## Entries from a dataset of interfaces
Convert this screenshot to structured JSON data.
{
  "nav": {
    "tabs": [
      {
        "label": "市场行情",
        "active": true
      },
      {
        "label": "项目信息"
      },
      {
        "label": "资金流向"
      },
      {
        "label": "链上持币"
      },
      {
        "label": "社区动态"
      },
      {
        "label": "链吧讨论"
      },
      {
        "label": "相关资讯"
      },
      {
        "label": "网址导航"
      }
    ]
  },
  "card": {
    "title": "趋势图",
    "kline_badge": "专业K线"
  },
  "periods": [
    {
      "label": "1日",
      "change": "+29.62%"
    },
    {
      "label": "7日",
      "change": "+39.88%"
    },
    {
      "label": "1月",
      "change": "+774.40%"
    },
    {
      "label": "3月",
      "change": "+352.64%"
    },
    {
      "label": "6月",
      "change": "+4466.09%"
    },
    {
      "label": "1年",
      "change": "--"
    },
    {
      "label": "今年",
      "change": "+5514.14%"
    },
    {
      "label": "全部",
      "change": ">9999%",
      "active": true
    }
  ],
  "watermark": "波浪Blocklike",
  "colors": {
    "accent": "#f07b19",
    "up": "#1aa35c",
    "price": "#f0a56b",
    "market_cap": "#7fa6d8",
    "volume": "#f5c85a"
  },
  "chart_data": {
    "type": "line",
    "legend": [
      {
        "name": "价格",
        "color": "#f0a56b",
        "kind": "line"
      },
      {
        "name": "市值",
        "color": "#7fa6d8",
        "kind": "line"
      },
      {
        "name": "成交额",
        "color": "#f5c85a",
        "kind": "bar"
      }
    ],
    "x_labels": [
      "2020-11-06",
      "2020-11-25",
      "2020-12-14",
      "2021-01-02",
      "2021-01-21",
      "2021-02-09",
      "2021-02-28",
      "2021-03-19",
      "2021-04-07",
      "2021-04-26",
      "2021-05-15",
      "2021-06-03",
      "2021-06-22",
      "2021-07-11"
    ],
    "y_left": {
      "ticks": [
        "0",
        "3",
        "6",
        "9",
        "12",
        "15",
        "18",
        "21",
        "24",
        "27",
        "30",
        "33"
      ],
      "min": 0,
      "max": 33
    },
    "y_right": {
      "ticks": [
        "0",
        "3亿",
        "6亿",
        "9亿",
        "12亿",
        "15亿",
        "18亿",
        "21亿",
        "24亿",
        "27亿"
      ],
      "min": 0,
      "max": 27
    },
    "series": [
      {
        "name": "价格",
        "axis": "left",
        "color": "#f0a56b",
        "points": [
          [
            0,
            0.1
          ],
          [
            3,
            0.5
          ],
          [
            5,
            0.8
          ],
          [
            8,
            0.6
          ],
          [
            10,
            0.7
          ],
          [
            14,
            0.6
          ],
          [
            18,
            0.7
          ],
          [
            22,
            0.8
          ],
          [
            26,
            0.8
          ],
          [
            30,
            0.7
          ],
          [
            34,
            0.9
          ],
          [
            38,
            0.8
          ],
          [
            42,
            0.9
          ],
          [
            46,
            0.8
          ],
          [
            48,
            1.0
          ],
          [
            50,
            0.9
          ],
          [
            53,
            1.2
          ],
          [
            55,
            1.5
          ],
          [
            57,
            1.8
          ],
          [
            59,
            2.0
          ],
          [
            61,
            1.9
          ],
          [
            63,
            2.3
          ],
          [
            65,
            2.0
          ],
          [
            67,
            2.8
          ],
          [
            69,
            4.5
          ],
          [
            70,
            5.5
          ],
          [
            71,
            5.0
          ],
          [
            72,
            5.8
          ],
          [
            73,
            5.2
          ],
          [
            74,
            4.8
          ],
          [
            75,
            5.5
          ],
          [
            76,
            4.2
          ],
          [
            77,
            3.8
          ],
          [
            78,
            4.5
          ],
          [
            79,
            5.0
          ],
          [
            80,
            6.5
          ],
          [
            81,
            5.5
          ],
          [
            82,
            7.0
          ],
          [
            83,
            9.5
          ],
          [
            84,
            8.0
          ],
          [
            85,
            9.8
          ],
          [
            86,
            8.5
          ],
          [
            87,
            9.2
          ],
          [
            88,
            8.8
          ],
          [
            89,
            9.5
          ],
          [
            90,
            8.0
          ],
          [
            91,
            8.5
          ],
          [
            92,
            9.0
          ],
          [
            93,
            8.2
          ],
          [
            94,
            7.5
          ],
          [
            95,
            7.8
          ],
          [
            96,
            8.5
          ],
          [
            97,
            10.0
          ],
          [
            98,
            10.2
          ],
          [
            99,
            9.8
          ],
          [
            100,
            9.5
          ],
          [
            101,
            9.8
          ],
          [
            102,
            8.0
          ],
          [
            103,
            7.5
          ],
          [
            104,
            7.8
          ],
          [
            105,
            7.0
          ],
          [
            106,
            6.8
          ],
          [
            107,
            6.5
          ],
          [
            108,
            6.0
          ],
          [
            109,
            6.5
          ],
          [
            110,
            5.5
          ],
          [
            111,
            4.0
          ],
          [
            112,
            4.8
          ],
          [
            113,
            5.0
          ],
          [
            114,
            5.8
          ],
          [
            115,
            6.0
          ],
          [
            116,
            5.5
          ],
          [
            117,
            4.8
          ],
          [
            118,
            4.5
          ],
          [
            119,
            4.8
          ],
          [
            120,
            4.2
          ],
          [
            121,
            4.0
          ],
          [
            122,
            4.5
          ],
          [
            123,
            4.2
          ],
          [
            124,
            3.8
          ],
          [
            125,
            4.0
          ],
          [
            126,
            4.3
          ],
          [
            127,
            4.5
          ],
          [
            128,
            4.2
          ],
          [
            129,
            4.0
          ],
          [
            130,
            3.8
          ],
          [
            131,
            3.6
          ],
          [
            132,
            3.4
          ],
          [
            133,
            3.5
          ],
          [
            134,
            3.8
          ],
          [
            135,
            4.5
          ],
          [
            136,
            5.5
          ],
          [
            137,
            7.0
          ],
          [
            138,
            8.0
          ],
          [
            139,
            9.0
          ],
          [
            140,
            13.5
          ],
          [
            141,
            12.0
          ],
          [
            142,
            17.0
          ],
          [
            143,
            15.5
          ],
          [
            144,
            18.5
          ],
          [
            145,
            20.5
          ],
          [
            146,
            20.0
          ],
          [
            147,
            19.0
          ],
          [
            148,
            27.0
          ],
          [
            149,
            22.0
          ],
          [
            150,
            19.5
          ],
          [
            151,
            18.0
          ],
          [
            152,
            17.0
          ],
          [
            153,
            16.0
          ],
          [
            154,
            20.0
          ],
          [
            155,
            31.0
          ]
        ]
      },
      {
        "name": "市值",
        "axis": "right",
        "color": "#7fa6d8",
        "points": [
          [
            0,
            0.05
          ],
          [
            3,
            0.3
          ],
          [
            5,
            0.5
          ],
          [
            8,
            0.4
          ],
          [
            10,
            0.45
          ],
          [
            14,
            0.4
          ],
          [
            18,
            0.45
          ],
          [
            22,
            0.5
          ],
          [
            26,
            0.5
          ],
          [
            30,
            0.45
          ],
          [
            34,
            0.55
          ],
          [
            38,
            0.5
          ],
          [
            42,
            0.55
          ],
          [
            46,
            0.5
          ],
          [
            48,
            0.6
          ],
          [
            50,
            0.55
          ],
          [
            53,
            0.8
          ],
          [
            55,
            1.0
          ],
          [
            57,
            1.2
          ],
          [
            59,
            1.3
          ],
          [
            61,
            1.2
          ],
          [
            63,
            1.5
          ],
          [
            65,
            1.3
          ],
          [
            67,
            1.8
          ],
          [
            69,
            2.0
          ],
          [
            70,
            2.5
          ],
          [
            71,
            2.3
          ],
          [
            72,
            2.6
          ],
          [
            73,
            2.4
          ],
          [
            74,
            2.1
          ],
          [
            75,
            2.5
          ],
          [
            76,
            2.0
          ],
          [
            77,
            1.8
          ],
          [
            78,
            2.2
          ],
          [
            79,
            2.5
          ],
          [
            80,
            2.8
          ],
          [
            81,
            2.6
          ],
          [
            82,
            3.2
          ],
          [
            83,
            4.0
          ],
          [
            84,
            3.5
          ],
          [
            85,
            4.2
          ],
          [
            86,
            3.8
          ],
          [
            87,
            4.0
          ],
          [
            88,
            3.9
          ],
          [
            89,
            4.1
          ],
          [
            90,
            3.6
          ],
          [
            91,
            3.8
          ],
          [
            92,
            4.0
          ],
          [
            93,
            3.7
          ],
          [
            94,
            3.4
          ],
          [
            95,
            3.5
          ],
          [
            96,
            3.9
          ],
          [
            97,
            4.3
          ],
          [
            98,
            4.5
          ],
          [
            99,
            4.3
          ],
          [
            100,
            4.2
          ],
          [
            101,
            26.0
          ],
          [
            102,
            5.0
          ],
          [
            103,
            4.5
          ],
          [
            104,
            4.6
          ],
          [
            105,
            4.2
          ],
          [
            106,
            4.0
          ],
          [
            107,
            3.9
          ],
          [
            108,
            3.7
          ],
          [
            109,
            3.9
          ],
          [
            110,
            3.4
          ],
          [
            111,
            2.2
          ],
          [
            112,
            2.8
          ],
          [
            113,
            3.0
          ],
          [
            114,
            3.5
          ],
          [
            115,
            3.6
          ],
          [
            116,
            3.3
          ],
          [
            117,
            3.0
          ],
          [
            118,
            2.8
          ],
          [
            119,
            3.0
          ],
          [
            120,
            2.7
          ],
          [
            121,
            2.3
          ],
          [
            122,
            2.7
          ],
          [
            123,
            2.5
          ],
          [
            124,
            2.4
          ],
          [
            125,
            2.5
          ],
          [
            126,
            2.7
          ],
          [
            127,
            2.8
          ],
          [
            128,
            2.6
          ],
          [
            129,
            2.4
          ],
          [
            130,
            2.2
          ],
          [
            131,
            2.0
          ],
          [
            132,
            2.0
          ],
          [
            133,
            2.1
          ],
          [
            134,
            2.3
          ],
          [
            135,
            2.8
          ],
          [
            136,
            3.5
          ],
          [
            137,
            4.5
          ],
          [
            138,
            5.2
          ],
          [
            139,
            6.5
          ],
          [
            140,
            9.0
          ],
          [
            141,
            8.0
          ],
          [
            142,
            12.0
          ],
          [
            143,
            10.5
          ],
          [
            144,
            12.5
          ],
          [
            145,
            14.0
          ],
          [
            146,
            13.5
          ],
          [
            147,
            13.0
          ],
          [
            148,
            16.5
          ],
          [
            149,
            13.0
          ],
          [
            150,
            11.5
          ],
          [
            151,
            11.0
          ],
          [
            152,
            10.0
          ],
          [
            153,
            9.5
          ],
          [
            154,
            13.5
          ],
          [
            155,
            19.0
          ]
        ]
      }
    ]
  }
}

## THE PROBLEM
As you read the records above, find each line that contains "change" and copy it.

## RESULT OF THE EXERCISE
      "change": "+29.62%"
      "change": "+39.88%"
      "change": "+774.40%"
      "change": "+352.64%"
      "change": "+4466.09%"
      "change": "--"
      "change": "+5514.14%"
      "change": ">9999%",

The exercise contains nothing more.